Why do private, profitable companies get public funds?

All about incentives


Why do private, profitable companies get public funds?For decades, local development authorities and state economic officials have handed out hundreds of millions of dollars to help build high-rises, subsidize warehouses, and woo out-of-state businesses. Why should private companies and well-financed property developers get a cut of public funds?

How do incentives work?
Incentives can range from years-long exemptions on property taxes to straight-up cash grants to companies that relocate into the city. The authority to award these perks belongs to city, county, and state economic development officials. The most active in the metro region are Invest Atlanta and the Development Authority of Fulton County. Agency staff vet the requests from developers and businesses, and a board of directors—which includes elected officials from that jurisdiction—has the final say on approving or rejecting applications.

Are incentives necessary?
Development authorities and the companies who benefit from the perks (obviously) say yes. Some projects need extra funding to make infrastructure improvements on projects that benefit communities, like road widenings, sewer repairs, and other fixes. Michel Turpeau, the chairman of the DAFC, says the agency’s support for a residential development in Peoplestown led to the replacement of a 100-year-old sewer line, which helped alleviate flooding issues for the neighborhood. Incentives can cover the cost of expensive land or help the developer obtain financing. Over the long run, they argue, the new properties eventually increase the overall tax base, which means more revenue for local governments. There are other perks, as well: Under one Invest Atlanta program, for example, developers of residential properties must market at least 20 percent of their units for people making less than $29,000, for a set period of time.

How much in incentives are we talking about here?
According to Julian Bene, a former Invest Atlanta board member and critic of incentives, Atlanta last year forwent roughly $32 million in tax revenue—money that could’ve helped pay for schools, public safety, and street improvements. The number is expected to rise as more property tax breaks take effect.

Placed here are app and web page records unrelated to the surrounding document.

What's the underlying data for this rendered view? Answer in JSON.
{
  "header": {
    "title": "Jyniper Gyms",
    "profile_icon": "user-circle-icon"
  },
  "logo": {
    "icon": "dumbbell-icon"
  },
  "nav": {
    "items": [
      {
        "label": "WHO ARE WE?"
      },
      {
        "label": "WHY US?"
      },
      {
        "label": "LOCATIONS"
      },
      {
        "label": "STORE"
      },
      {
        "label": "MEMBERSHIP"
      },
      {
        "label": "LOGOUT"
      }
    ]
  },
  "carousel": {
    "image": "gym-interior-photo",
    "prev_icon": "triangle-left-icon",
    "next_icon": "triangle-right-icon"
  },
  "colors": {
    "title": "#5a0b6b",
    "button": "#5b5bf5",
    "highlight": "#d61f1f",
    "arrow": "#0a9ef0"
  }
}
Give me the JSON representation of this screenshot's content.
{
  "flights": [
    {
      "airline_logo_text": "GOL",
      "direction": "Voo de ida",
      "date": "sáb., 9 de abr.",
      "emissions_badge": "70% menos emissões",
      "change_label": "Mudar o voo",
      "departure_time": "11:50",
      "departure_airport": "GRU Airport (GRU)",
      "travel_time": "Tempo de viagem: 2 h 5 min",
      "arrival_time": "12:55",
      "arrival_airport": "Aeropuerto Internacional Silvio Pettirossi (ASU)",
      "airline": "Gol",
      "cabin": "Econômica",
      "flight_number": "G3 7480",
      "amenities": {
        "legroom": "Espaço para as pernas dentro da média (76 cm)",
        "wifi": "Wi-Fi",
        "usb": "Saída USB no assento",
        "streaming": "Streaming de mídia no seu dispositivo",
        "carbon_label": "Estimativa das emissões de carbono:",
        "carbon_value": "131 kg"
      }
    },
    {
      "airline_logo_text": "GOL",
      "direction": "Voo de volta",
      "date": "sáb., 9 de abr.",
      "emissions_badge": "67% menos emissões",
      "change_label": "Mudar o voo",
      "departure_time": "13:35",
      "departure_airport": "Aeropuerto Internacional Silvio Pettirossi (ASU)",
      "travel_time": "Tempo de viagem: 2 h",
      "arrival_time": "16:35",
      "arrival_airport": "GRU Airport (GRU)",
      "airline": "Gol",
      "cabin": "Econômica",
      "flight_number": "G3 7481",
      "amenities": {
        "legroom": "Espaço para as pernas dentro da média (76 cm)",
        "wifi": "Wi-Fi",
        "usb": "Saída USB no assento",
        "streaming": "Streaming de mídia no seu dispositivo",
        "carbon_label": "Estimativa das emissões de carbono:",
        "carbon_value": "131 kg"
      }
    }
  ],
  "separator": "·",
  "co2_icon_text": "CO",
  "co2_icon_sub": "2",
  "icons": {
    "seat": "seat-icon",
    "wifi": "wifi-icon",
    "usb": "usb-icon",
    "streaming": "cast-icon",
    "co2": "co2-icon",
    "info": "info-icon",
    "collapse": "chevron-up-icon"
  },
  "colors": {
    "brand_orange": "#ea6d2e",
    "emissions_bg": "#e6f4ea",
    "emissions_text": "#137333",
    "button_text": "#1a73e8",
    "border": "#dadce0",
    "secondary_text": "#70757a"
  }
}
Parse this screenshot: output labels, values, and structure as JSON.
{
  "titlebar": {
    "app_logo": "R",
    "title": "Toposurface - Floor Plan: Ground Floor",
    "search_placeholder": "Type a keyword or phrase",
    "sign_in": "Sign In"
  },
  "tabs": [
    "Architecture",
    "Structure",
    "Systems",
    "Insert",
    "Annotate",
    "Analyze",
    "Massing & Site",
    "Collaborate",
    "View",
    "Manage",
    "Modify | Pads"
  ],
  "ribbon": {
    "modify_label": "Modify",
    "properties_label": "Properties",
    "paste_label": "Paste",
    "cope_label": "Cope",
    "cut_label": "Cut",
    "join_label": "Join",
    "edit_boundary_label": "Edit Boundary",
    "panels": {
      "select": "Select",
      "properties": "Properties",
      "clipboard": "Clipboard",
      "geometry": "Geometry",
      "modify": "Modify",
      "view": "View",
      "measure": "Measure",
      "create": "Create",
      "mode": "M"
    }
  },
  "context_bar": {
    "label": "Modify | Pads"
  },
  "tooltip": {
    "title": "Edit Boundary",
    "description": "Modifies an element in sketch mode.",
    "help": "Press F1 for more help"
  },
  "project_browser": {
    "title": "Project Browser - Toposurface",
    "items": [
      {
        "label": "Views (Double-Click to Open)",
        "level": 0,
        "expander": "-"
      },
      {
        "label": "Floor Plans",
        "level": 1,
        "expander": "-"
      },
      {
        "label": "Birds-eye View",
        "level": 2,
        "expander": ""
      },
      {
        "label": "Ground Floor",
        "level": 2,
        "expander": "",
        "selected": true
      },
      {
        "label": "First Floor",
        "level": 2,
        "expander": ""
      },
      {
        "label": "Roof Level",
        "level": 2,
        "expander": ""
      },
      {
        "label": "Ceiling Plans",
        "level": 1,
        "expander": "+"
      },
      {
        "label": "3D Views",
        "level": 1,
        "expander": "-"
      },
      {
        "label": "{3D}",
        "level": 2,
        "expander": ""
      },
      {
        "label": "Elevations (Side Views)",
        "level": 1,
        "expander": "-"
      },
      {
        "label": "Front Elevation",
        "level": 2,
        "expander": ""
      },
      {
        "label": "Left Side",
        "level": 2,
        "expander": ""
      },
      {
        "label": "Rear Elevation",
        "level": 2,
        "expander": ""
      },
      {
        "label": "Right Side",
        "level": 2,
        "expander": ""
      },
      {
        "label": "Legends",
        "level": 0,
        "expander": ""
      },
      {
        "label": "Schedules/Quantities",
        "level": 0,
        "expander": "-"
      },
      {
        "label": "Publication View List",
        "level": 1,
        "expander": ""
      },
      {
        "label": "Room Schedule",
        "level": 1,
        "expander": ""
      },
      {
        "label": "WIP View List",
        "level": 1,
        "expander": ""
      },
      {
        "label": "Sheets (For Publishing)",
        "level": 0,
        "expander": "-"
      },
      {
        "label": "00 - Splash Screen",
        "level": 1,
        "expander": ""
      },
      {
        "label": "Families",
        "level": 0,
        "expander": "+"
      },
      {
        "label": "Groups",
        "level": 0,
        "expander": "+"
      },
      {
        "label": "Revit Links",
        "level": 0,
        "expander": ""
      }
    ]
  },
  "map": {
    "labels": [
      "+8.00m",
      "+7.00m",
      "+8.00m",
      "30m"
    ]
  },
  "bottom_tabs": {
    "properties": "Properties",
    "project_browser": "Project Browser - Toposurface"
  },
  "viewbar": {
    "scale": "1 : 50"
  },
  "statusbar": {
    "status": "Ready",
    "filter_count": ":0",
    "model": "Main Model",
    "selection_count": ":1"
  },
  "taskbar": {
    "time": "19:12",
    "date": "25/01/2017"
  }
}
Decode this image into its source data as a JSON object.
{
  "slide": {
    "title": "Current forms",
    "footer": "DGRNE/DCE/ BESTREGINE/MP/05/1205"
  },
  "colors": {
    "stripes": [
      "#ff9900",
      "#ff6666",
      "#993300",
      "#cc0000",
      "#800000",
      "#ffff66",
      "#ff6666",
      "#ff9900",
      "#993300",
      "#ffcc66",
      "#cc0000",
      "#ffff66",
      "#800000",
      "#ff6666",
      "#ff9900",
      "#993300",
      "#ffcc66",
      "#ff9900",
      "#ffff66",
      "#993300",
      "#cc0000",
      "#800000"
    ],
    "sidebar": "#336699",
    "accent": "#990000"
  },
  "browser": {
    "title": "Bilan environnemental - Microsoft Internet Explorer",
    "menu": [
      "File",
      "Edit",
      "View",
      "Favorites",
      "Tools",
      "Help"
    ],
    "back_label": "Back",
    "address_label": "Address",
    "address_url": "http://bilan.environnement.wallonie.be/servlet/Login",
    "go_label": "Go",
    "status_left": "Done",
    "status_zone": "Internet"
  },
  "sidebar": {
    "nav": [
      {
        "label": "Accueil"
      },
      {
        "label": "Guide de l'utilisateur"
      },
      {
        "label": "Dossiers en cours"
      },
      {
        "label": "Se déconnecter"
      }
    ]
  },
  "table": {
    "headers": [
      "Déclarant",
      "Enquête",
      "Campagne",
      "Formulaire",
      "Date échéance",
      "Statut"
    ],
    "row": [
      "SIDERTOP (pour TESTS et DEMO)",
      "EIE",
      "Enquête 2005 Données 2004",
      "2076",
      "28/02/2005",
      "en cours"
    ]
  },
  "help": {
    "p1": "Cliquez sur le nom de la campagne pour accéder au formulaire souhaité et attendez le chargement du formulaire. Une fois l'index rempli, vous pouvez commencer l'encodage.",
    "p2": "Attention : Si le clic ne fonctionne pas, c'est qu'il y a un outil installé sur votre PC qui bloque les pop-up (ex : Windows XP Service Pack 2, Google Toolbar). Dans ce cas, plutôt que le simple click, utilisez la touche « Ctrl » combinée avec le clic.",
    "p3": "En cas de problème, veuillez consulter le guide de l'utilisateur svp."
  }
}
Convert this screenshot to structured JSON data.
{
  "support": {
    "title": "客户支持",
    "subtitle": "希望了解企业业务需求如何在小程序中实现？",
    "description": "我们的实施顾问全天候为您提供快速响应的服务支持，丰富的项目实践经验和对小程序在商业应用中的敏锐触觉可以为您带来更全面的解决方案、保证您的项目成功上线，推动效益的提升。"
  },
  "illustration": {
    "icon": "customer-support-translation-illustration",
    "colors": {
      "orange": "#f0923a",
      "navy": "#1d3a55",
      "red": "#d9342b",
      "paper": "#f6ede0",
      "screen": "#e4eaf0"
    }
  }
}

Critics call the practice corporate welfare and a race to the bottom, with cities and counties leapfrogging each other for deals. “The fundamental question to ask is whether this project would have happened without the incentive,” Bene says. “Fancy buildings in Midtown, Buckhead, and around the BeltLine? The answer is yes.”

Can we scrap them?
The genie isn’t going back into the bottle. For all the talk about “leveling the playing field,” incentives are now de rigueur across the country. A city and county could take the moral high ground, but truly competitive deals and projects simply would go elsewhere. The smarter idea, argues Nate Jensen, a professor at the University of Texas and an expert on incentives, is for cities and counties to shorten the amount of time for tax exemptions, or to peg assistance to clear goals that would encourage equity. Invest Atlanta recently started gearing more of its relocation incentives toward companies that would create more middle-wage jobs or commit to hiring from parts of the city with a higher percentage of people living on lower incomes. In other words, they want the incentives to create a clear public benefit.

This article appears in our May 2021 issue.